President Barack Obama on Monday moved to get bipartisanship collaboration back on track after the bruising fight over the economic stimulus package, pointing to the group of lawmakers he assembled for a White House fiscal responsibility summit and declaring he would continue to reach out to both parties.
Obama, who spoke at the conclusion of the meeting, acknowledged GOP complaints that Democrats had not been inclusive, but he insisted that Republicans must respond to Democrats with constructive suggestions and not merely seek to blow up the process.
Obama said he would host yet another summit next week to discuss ways to overhaul the nations health care system.
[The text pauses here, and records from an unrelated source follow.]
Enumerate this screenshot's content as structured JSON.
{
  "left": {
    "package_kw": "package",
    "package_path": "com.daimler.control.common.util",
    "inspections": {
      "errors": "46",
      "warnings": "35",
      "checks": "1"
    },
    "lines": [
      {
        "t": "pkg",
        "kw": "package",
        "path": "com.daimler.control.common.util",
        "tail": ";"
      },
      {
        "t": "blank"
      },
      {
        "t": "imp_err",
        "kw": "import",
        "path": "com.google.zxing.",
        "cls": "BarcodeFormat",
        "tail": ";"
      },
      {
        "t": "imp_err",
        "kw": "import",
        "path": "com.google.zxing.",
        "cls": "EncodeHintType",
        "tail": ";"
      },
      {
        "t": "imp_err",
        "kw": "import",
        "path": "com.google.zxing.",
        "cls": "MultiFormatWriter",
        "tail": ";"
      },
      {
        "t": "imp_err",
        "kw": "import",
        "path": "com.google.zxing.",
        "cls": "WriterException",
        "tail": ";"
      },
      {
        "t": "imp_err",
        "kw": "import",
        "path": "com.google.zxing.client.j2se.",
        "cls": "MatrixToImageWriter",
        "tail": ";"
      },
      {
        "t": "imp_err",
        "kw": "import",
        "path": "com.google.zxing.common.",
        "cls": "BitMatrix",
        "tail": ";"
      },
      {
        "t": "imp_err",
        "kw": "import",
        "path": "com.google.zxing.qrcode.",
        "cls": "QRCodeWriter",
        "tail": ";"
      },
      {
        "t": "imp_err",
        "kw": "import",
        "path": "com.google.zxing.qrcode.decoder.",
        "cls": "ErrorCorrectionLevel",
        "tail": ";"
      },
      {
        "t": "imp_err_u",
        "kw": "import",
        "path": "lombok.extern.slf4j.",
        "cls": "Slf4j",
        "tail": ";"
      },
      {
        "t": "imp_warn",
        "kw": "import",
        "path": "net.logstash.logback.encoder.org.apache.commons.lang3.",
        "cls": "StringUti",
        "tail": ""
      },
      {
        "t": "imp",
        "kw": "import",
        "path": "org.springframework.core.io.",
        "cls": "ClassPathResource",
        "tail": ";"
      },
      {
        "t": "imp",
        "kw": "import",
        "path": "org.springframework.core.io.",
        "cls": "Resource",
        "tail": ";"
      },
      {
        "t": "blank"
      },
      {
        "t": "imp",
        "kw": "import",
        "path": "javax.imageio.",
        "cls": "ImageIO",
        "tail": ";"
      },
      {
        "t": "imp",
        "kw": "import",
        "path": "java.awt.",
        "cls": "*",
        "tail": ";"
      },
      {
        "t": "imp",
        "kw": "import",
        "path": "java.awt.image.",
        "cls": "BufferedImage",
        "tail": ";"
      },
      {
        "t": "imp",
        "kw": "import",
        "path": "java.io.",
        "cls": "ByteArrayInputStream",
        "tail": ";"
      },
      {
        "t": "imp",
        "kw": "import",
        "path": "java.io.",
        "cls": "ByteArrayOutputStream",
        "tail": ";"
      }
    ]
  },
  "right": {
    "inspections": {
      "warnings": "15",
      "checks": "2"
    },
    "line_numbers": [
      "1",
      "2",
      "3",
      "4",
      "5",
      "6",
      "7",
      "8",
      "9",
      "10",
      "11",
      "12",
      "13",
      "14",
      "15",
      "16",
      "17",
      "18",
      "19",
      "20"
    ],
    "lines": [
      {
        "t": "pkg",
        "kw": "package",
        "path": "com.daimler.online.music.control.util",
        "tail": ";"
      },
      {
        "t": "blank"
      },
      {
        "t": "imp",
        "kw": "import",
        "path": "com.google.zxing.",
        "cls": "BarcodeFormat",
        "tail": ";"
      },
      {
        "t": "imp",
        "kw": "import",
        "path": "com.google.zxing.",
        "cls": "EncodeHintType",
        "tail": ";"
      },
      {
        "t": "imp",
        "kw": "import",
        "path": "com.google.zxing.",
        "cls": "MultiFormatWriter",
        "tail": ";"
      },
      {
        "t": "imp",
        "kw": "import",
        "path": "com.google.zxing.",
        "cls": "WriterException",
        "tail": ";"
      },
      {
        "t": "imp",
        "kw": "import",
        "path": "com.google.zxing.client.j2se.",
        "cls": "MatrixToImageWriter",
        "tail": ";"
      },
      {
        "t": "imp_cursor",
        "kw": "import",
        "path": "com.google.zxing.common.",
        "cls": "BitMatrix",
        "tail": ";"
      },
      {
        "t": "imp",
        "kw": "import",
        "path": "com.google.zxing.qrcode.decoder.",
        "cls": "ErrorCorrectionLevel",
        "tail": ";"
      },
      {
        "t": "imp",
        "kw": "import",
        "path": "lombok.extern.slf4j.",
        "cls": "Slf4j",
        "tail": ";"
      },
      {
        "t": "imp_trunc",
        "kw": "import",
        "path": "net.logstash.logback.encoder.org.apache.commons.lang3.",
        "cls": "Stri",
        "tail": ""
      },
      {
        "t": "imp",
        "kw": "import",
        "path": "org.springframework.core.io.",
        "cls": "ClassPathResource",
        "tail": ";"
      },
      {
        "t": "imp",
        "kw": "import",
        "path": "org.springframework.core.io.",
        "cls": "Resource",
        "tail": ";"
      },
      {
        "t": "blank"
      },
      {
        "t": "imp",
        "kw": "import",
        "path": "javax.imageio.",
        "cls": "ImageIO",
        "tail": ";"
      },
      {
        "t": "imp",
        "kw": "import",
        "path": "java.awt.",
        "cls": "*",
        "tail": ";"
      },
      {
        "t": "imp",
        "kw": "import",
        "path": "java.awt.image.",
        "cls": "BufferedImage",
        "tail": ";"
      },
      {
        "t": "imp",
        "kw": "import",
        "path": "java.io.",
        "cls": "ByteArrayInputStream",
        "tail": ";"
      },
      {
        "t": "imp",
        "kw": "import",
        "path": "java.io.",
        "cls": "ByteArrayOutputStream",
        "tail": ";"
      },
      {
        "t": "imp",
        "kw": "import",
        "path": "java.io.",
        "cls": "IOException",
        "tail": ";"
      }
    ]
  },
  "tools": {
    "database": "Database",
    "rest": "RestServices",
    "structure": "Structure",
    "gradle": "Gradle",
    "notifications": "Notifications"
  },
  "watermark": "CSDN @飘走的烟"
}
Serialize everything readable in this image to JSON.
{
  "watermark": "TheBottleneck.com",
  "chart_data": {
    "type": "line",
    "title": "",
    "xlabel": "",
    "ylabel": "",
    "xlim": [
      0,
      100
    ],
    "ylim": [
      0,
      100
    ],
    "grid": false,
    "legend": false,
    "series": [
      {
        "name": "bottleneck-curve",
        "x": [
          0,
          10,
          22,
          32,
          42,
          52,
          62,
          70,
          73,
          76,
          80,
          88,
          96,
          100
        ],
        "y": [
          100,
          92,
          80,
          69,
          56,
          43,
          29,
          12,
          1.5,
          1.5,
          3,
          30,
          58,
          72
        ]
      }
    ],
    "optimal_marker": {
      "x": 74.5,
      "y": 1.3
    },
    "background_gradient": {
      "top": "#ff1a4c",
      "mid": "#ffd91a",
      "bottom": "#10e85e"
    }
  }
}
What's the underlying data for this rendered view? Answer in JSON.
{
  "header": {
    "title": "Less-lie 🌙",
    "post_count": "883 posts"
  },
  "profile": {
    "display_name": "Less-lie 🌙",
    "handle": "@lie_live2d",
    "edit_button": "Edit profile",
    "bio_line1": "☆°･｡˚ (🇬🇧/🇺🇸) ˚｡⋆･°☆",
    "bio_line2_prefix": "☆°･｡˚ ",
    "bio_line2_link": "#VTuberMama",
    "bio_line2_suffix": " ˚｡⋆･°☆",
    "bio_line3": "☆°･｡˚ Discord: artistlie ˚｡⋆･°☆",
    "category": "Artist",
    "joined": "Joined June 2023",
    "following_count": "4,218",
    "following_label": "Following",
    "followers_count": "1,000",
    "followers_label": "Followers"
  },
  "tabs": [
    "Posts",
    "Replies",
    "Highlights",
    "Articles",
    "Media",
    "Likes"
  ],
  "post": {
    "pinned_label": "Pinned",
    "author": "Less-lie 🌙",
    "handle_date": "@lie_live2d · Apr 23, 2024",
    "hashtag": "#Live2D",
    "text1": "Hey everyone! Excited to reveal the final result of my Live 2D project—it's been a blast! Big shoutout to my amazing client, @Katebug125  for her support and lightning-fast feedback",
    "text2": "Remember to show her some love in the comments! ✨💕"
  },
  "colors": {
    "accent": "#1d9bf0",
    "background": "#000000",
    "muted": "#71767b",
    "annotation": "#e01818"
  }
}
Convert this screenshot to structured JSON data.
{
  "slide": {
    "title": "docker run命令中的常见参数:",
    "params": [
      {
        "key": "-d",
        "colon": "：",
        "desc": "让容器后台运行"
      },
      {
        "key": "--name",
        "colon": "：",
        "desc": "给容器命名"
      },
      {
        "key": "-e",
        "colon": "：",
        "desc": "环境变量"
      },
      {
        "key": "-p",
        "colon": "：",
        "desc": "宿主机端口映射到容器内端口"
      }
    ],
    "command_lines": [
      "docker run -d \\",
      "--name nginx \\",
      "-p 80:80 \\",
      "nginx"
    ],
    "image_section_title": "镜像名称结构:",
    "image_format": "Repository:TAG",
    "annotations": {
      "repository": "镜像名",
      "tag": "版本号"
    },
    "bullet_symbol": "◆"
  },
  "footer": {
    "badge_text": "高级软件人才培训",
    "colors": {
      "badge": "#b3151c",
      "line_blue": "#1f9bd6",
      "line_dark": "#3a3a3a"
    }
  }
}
The president asserted he will seek to tackle health care reform this year.
Obama called on several Congressional leaders present at the summit to offer their views, selecting first the man he defeated in the presidential campaign, Sen. John McCain (R-Ariz.).
McCain spoke about the need to control procurement costs, starting with Obamas new Marine One helicopter, the cost of which now approximates that of Air Force One, according to McCain.
Obama suggested he didnt need a new helicopter and said he had asked Gates Defense Secretary Robert Gates to look into it.